Old Hat

When he talked his words came out in spurts separated by a stutter. He walked with a limp at a rapid gate as though nothing was wrong. Some thought he was simple-minded but he wasn’t. He was the handy man for Mrs. Jenny Farrar, the lady who owned the house where my family rented three rooms. Mrs. Jenny in her old age and Elmer a black man with a handicap supported each other in a kind of perfect accord, filling the needs of each other.

Few had refrigerators. Mrs. Jenny had an ice box. The ice man came each day and routinely placed a block of ice in the ice box. One day he didn’t come and Mrs. Jenny asked Elmer to go to the ice house on the other side of Fayetteville to get a block of ice. Not having a vehicle of any kind it would have been difficult for Elmer to carry a block of ice that distance. He asked me to let him use my coaster wagon. I was about five at the time and I agreed that he could use my wagon if he would let me ride in it to the ice house. As we got about half way, a gust of wind blew a grain of sand in my eye and scratched it. I remember crying from the pain. Elmer in his kind way tried to comfort me. He told me just to hold on. He would make it feel better when we got to the ice house. In complete trust, I stopped crying and waited anxiously to get there. When we arrived Elmer put me in one of the ice lockers. It was freezing in there but my eye didn’t hurt at all. I knocked on the door for Elmer to let me out. The eye felt fine. But as soon as I entered the warm air the pain returned and I hurried back into the ice locker. Elmer laughed as he purchased the ice he had come after and told me we needed to return home; but I wouldn’t leave the locker. After begging me for some time to come out, he asked the owner to help him, but I wouldn’t listen to anyone. Finally Elmer said Mrs. Jenny would be mad at him if he let the ice melt and he was going back. He started toward the road with the block of ice in my wagon. I realize now he would not have left me, but then I was not sure. I ran and jumped into the wagon holding my eye shut with my hand. Before we arrived home the pain had gone and Elmer seemed relieved.

Five is a good age in many ways. You are old enough to realize what’s going on but everyone thinks you are too young to be aware of anything. Your presence is generally overlooked. You can stand in the middle of situations without being noticed. When the lady next door paid Elmer with an old summer hat of her husband for chopping a pile of stove wood, I watched him graciously accept his worthless pay, walk to the back of Mrs. Jenny’s and throw it into the cellar under the house as he mumbled something in an angry tone, not noticing that I was watching and listening.

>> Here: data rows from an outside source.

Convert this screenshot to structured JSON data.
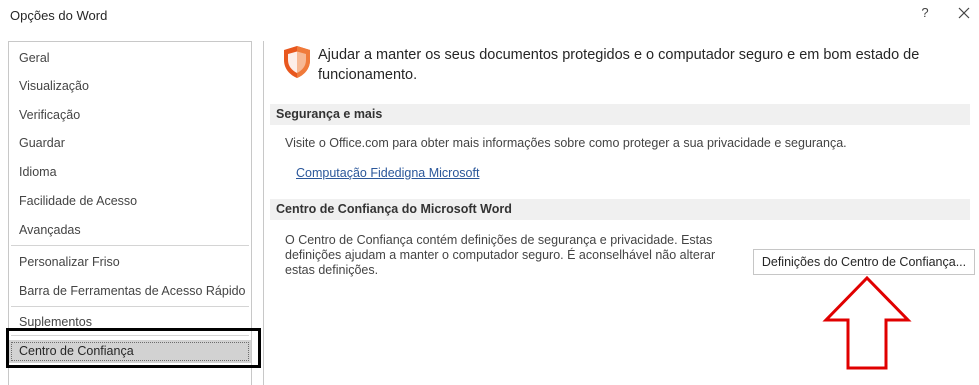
{
  "window": {
    "title": "Opções do Word",
    "help_label": "?"
  },
  "sidebar": {
    "items": [
      {
        "label": "Geral"
      },
      {
        "label": "Visualização"
      },
      {
        "label": "Verificação"
      },
      {
        "label": "Guardar"
      },
      {
        "label": "Idioma"
      },
      {
        "label": "Facilidade de Acesso"
      },
      {
        "label": "Avançadas"
      },
      {
        "label": "Personalizar Friso"
      },
      {
        "label": "Barra de Ferramentas de Acesso Rápido"
      },
      {
        "label": "Suplementos"
      },
      {
        "label": "Centro de Confiança",
        "selected": true
      }
    ]
  },
  "main": {
    "intro_icon": "shield-icon",
    "intro_text": "Ajudar a manter os seus documentos protegidos e o computador seguro e em bom estado de funcionamento.",
    "security_section": {
      "header": "Segurança e mais",
      "description": "Visite o Office.com para obter mais informações sobre como proteger a sua privacidade e segurança.",
      "link": "Computação Fidedigna Microsoft"
    },
    "trust_section": {
      "header": "Centro de Confiança do Microsoft Word",
      "description": "O Centro de Confiança contém definições de segurança e privacidade. Estas definições ajudam a manter o computador seguro. É aconselhável não alterar estas definições.",
      "button_label": "Definições do Centro de Confiança..."
    }
  },
  "annotations": {
    "highlight_color": "#000000",
    "arrow_color": "#e00000"
  },
  "colors": {
    "shield": "#e8571e",
    "link": "#2b579a",
    "selected_bg": "#d2d2d2",
    "section_bg": "#f0f0f0"
  }
}
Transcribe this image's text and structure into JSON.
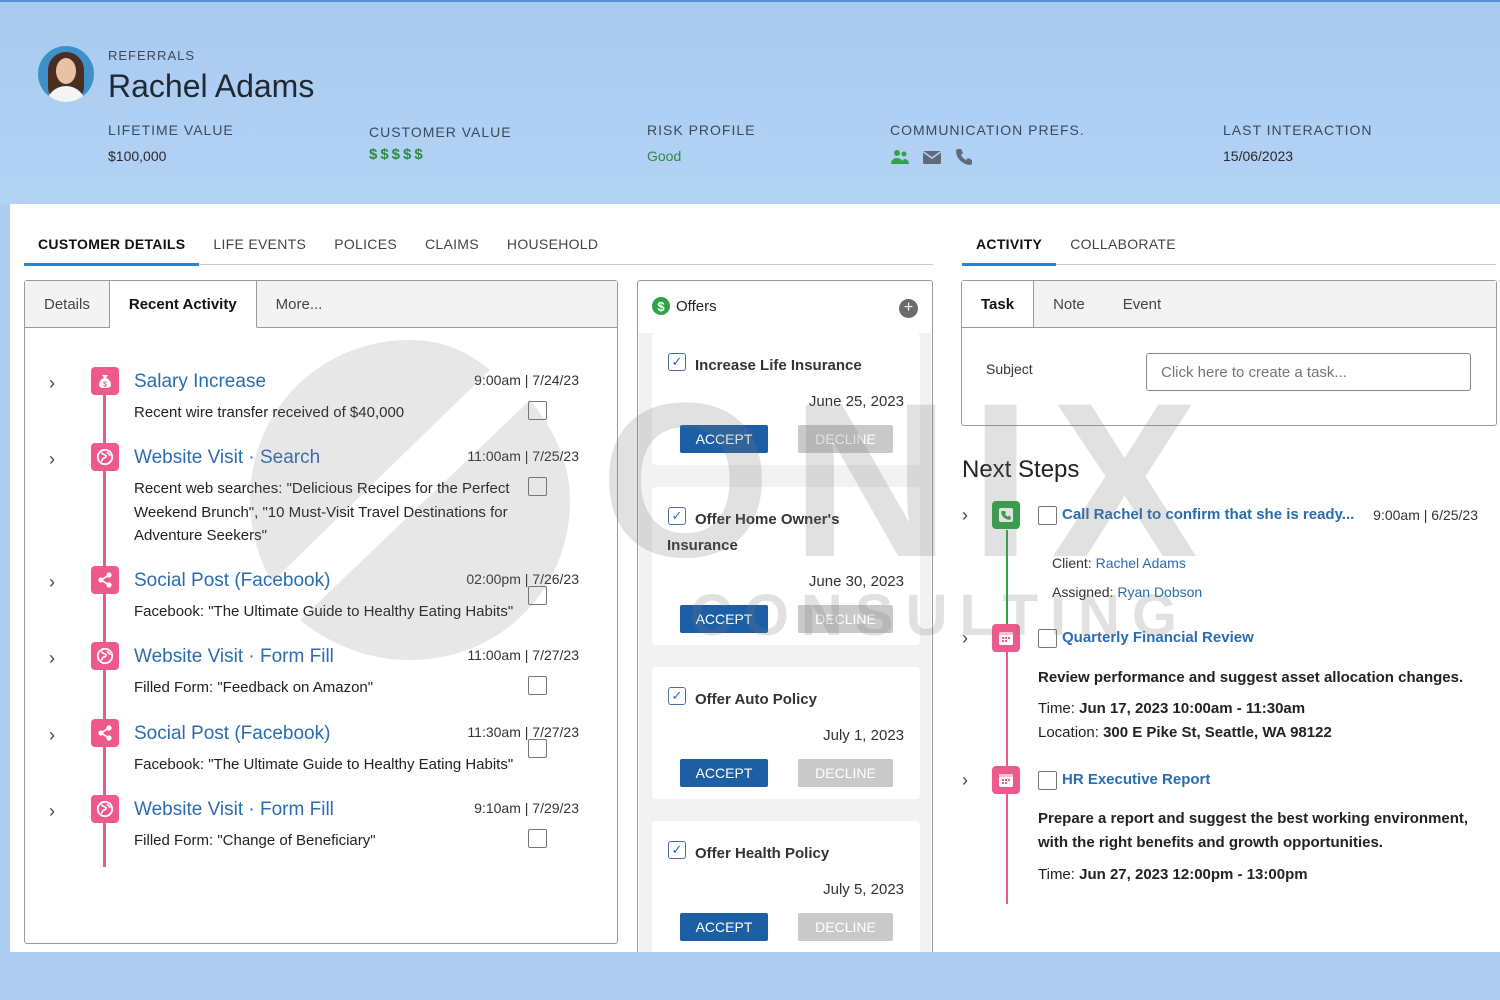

I remember thinking it was funny but even at that early age I knew he had been mistreated. Elmer and I had a way of communicating without saying much. Maybe that was because we were not hampered by the complexities of the day and concentrated on the simpler things that mattered to us. We were good friends.

Years later I’d sometimes see Elmer in town. We’d always shout hello to each other and I’d always ask him where his hat was.
© Dean Brown 2005